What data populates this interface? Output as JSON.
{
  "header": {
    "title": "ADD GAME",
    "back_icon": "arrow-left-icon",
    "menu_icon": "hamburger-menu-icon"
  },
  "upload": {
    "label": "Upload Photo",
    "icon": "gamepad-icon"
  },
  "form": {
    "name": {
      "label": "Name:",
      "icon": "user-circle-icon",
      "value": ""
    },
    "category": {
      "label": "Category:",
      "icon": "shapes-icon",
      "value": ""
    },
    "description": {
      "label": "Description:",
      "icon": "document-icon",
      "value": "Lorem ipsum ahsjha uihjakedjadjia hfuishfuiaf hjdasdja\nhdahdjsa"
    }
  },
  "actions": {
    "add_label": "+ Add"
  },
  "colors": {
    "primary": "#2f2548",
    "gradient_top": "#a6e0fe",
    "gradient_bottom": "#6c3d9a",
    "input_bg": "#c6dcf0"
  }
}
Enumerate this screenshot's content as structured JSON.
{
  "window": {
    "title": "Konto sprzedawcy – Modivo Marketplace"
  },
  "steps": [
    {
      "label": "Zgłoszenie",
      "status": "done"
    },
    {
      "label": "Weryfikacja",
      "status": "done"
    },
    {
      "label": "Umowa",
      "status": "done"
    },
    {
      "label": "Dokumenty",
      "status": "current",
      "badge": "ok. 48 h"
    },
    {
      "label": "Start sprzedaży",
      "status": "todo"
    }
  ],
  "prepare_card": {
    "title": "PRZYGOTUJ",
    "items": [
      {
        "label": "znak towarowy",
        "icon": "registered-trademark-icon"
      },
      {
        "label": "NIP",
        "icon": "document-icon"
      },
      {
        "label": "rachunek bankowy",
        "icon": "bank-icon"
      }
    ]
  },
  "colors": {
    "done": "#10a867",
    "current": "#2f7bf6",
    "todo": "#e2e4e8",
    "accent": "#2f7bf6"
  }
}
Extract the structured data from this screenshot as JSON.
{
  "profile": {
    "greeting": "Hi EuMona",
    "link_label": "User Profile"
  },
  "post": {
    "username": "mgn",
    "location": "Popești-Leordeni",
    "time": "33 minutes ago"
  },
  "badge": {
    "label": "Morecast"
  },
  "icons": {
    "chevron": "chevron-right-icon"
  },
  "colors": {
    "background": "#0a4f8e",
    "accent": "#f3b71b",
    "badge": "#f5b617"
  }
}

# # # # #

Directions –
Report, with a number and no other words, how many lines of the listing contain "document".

Result –
2